This electrifying episode brings about robust optimism in her. Unlike the queer feminism of the 1970s, this queer community obliges to implement civic space for trans people. For Jess, for the first time, life bears a lustrous future that commences distinct trails and promises. Jess acknowledges:
“I know about getting hurt”, I said. “But I don’t have much experience talking about it. And I know about fighting back, but I mostly know how to do it alone. That’s a tough way to fight, because I’m usually outnumbered and I usually lose” (p. 296)
Finally, Jess realizes that she is not alone, or at least she does not have to continue her struggle alone. She understands that a strong, organized community can be an alternative to abjected identities like her own:
“I don’t know what it would take to really change the world. But couldn’t we get together and try to figure that out? Couldn’t we be bigger? Isn’t there a way we could help fight each other’s battles so that we are not always alone?” (p.297)
The closing note of Stone Butch Blues encompasses Jess’s reversion to the native that is to her community, where she can perceive her true entity. By enshrining her experience, the tale of Jess probe into the potentiality of pertaining on a community where one’s true self resides. Jess ends up passing neither as man nor woman and being read as both. She makes the fantastic transformation, the intermediate space of crossing, her lived reality. Stone Butch Blues advances the reader into the realm of gender and sexual borderlands and its inhabitants who “queer” the gendered heterosexual norm and expose not only its constructed nature but also the system’s means of disciplining and restraining its subjects into gender and sexual conformity.
Barry, Peter. Beginning Theory. Manchester: Manchester University Press, 2002. Print.
Butler, Judith. Gender Trouble. Now York: Routledge, 2012. Print
Feinberg, Leslie. Stone Butch Blues. Ithaca: Firebrand, 1993. Print.
Rousseau, Jean-Jacques. The Social Contract. Trans. Maurice Cranston. Harmondsworth, England: Penguin Books, 1968. Print.

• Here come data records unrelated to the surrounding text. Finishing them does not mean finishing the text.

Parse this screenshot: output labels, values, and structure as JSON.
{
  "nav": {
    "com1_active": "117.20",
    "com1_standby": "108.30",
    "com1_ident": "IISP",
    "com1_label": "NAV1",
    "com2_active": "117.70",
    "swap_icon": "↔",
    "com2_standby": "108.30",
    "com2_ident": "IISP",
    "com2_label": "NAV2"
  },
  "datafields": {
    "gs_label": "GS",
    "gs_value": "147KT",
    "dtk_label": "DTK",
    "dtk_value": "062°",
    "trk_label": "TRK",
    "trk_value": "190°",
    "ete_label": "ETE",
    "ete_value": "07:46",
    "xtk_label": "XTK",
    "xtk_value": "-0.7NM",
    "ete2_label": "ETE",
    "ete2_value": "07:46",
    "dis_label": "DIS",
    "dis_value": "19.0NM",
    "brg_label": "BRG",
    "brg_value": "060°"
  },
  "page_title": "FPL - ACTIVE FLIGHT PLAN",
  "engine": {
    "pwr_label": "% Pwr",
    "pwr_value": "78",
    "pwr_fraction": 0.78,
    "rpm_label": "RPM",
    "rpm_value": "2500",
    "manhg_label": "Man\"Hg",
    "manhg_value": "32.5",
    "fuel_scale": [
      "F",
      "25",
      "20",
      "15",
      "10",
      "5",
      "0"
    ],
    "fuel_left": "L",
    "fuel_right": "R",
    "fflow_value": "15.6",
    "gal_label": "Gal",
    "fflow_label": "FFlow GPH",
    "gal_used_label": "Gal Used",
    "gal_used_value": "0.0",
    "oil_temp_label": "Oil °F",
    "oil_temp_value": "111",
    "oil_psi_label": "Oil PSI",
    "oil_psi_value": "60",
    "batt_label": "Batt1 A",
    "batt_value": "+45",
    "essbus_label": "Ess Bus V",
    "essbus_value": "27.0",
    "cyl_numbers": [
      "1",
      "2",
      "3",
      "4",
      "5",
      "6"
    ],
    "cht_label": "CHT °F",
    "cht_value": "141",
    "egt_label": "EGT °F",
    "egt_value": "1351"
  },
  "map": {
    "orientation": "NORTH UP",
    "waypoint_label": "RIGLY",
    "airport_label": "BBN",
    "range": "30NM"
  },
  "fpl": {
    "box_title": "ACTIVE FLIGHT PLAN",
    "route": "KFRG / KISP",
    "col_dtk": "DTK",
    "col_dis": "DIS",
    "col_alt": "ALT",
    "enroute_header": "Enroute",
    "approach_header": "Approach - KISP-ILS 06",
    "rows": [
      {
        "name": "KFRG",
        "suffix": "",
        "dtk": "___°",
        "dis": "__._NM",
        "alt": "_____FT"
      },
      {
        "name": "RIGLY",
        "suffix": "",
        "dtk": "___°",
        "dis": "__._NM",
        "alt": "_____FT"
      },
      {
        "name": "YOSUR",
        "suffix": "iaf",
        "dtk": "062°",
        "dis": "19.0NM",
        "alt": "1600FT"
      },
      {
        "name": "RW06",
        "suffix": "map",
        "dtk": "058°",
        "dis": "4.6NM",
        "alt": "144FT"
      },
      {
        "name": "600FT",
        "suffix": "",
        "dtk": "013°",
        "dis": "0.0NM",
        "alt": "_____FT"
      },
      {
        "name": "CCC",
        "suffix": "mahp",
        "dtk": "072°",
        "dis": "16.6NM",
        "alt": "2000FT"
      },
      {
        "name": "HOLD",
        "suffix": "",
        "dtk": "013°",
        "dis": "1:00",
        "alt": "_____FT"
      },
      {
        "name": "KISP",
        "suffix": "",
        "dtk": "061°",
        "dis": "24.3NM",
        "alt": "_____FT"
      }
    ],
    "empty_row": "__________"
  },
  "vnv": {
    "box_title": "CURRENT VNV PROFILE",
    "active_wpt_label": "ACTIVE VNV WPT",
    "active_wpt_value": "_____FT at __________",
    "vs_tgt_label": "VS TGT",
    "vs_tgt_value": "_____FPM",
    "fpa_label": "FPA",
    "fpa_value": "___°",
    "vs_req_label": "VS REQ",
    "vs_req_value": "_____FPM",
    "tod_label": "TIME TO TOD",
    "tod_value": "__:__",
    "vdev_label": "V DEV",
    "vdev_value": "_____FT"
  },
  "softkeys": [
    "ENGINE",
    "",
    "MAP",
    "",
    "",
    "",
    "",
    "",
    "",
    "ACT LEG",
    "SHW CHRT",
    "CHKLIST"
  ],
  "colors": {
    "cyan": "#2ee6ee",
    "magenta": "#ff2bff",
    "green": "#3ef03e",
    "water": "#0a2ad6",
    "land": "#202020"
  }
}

Sarth. (2022). Existential Angst, and Quest for Identity in Leslie Feinberg’s Stone Butch Blues. Sparkling International Journal of Multidisciplinary Research Studies, 5(1), 18-23.